=== THE RECORDS ===
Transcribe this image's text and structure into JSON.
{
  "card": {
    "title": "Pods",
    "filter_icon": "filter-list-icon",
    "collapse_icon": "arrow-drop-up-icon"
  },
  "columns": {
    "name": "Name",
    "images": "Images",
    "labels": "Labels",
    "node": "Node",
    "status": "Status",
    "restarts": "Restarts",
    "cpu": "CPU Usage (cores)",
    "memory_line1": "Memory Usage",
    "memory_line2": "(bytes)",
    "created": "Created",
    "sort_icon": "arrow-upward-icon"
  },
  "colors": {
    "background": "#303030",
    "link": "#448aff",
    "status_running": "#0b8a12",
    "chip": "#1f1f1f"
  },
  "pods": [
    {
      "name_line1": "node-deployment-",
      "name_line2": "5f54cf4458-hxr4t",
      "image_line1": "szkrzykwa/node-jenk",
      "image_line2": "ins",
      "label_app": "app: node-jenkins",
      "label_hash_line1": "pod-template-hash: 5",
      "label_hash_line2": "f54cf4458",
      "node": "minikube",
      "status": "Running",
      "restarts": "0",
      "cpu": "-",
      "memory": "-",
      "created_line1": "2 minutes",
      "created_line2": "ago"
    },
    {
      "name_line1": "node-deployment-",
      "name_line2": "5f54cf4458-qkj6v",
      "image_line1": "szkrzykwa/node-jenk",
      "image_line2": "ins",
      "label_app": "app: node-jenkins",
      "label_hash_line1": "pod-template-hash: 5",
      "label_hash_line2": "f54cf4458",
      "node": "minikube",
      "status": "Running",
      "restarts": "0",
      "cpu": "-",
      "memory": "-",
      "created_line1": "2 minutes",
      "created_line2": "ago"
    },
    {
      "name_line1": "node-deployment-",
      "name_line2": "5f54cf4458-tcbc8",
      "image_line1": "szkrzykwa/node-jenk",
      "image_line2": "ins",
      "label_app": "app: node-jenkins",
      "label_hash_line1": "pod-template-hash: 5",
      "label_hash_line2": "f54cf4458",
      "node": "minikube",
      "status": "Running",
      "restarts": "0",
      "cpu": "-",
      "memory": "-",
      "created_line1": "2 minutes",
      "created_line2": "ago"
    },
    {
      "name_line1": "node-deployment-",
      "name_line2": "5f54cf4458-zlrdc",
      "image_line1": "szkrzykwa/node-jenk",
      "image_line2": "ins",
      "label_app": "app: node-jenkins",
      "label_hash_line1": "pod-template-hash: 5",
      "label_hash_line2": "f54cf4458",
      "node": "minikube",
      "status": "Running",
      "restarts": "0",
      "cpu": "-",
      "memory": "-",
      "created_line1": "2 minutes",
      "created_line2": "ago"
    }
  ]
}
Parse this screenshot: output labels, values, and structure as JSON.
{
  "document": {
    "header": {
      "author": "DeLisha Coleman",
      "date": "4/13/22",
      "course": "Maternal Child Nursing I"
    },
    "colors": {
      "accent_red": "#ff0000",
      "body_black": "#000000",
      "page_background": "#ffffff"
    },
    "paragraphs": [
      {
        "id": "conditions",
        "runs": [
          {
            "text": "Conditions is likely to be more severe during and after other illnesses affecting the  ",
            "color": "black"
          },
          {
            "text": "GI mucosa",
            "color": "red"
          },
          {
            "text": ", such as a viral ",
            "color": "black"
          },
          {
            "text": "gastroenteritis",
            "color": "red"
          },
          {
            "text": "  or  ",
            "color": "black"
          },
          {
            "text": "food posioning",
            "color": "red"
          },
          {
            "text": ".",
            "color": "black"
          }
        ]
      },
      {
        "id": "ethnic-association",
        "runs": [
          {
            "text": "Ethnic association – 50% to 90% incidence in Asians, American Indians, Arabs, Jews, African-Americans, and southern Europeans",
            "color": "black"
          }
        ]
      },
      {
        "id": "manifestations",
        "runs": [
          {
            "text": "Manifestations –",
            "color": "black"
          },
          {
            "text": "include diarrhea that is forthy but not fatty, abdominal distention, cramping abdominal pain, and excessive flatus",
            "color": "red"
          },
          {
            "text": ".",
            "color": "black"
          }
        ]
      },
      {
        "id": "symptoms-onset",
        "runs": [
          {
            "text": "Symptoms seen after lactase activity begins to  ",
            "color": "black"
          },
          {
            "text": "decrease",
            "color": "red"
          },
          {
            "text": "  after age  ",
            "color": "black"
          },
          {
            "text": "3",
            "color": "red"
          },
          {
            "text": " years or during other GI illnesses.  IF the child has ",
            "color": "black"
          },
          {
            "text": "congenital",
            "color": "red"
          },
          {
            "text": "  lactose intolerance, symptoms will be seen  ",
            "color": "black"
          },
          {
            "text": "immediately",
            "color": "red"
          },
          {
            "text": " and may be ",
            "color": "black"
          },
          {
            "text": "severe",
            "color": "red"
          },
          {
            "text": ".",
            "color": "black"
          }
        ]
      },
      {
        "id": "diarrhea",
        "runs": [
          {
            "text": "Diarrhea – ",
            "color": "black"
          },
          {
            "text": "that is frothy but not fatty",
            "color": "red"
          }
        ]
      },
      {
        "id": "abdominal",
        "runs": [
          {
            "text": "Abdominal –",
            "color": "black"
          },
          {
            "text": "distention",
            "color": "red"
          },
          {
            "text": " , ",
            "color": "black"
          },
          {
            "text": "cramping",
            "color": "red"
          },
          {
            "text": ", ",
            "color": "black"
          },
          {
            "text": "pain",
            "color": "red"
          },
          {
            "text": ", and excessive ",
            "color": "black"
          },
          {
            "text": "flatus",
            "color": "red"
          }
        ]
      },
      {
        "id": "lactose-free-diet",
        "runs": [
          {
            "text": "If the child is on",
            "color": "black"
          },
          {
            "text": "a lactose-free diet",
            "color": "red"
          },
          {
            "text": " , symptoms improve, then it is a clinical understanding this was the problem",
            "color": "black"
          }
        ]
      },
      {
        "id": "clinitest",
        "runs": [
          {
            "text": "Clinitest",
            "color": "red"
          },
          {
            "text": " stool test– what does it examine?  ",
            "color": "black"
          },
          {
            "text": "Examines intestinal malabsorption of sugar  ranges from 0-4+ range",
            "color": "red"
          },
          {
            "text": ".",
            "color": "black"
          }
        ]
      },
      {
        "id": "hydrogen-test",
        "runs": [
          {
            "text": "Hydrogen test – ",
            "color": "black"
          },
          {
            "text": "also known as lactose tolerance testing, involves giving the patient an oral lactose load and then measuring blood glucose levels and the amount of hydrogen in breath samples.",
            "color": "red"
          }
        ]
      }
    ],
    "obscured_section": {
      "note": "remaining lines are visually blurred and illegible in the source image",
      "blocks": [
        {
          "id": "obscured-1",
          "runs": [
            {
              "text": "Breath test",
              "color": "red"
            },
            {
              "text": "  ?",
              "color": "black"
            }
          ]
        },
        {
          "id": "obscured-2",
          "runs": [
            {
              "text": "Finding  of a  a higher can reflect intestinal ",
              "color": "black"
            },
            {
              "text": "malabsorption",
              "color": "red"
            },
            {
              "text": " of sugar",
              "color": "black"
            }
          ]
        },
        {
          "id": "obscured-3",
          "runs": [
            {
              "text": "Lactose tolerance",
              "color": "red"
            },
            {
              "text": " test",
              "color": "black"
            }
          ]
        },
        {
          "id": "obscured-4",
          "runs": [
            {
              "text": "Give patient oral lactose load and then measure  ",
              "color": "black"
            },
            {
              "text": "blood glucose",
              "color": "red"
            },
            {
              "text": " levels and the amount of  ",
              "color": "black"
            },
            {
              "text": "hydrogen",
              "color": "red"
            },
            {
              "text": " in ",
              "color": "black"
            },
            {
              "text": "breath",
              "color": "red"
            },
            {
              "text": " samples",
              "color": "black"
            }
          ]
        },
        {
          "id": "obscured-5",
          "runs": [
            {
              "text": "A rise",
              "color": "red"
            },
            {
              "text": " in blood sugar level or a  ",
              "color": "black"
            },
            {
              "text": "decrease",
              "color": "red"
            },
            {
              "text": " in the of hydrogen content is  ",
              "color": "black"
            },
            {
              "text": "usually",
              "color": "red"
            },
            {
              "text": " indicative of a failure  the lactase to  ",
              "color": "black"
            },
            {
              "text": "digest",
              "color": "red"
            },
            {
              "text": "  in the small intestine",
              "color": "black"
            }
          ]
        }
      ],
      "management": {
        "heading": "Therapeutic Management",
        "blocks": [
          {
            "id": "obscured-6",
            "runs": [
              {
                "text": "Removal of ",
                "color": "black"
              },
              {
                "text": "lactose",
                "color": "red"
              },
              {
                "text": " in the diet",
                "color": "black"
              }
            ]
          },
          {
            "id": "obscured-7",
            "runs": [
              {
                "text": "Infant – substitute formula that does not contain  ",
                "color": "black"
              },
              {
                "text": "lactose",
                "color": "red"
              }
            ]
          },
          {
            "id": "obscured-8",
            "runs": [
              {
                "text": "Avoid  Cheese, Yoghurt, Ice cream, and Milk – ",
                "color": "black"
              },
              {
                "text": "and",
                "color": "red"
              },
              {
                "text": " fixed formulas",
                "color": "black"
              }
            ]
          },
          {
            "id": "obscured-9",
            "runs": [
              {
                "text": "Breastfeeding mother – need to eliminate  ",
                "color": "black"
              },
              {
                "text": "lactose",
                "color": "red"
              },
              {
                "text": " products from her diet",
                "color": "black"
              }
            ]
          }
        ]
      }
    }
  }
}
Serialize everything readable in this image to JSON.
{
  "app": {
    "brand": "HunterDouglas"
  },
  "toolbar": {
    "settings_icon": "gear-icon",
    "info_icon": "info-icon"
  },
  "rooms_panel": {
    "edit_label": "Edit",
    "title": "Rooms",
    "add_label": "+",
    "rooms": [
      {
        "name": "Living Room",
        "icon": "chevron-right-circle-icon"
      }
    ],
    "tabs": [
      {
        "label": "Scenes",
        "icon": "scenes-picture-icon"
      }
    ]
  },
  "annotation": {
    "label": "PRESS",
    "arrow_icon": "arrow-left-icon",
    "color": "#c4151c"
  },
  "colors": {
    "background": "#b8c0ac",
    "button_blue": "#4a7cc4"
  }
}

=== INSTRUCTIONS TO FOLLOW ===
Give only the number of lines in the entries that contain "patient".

=== RESPONSE ===
2